How stifling must it feel to have no meaningful outlets for one’s emotions? To have to cry in private, and even then, with some degree of shame. I cry freely and openly and almost always feel lighter as a result of it; it distresses me to think that society grudges men this most innate of human expressions. Can you imagine the loneliness that exists without open and meaningful communication? It seems foolish and unnatural to expect a human being to disconnect from their emotional sensitivity in the process of graduating into manhood. I have a 3-month-old baby boy who expresses himself though giggles, frowns, whispers and howls and human instinct dictates that we hold him, cradle him, rock and whisper sweet nothings to calm him down. I also have an 8-year-old son who falls into a tight embrace with us when he is hurting and wants me to cuddle him to sleep each night. To think that over the next few years these boys will somehow need to shed their emotional sensitivity and open need for love and support to become ‘masculine’ fills me with utter dread. The notion of ‘thought’ being masculine and ‘feeling’ feminine is pure conditioning and most definitely does not have to be our truth. The need to become emotionless to grow into a man is equally fallacious.
And to think that what I have just described is really the best-case scenario. Within toxic masculinity, depression, mental illness, anxiety, and suicide all fester and it’s not surprising that suicide rates are much higher for men as compared to women in the UK. Interestingly however, more women than men are diagnosed with depression - no doubt because they seek help more readily.
The best thing we can do to expedite a shift in paradigm is to start having these conversations early with our boys - at home, in school and more widely within society, literature and the media. It is vital that boys are given the space and support to create their own versions of what masculinity means to them instead of slotting into the framework available. Language is significant too, isn’t it? It’s not “gay” to talk about feelings nor should there ever be a need to “man up”. “Boys don’t cry” is about as mythical as unicorns - speaking of which, let your little boy buy one the next time you are in a toy shop!
I am lucky to be married to a man who defies all pre-existing stereotypes about masculinity.
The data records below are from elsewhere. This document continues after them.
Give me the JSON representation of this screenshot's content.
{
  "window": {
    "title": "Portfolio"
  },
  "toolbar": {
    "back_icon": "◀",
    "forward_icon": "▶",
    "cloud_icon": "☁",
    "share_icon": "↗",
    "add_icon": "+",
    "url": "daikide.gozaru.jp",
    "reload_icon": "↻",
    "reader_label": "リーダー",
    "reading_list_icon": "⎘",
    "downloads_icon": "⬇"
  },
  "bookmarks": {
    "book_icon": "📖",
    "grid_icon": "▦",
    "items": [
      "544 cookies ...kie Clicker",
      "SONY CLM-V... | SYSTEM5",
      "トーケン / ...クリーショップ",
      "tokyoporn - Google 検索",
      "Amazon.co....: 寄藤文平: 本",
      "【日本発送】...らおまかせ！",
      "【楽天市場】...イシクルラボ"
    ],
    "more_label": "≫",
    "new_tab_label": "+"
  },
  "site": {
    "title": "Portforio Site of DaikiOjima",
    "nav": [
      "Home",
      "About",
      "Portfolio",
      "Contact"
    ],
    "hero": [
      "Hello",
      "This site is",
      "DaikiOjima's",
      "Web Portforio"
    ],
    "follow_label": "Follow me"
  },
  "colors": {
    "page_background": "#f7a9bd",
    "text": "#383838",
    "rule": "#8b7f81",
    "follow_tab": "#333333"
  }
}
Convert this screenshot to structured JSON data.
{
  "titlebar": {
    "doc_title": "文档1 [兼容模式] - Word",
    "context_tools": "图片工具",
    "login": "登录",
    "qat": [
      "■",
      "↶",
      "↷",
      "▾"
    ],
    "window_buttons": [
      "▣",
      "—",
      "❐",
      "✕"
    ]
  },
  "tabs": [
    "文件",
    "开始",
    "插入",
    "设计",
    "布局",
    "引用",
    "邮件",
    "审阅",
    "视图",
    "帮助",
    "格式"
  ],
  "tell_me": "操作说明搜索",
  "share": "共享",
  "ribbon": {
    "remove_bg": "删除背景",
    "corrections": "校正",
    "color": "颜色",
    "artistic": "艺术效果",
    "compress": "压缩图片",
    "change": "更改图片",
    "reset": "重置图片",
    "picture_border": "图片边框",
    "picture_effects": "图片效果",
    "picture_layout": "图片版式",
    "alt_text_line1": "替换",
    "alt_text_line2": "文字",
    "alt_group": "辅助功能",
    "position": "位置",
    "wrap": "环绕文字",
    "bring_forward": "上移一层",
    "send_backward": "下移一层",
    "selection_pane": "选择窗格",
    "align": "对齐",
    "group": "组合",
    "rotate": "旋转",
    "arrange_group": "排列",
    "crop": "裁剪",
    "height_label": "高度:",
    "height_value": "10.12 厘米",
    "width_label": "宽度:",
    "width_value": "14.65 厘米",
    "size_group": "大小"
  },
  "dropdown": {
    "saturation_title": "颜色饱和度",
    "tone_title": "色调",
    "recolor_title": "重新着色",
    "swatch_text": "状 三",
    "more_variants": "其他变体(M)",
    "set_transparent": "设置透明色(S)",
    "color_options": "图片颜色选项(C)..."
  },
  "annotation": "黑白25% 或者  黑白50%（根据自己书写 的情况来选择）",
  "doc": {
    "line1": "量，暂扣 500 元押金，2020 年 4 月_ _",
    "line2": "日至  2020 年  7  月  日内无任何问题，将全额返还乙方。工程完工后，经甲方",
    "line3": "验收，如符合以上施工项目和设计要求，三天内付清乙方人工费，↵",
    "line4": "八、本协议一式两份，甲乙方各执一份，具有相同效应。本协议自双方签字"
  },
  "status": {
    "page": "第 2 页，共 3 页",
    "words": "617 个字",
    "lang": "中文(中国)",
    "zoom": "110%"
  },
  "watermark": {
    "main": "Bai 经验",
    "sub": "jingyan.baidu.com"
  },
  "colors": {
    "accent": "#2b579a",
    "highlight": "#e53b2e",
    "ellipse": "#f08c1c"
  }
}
He adores opera, listens to classical music, makes bread, does the laundry, and hates football. But I can guarantee that he would readily agree that when it comes to the free and open expression of thoughts and feelings, he feels limited and restricted. Our children have often observed that “Daddy never cries”. It really is about time we stopped seeing that as a compliment.
Happy International Men’s Day!
The author received a PhD in English Literature from the University of Warwick and is an Associate Senior Leader at The Ridgeway Education Trust in Oxfordshire, England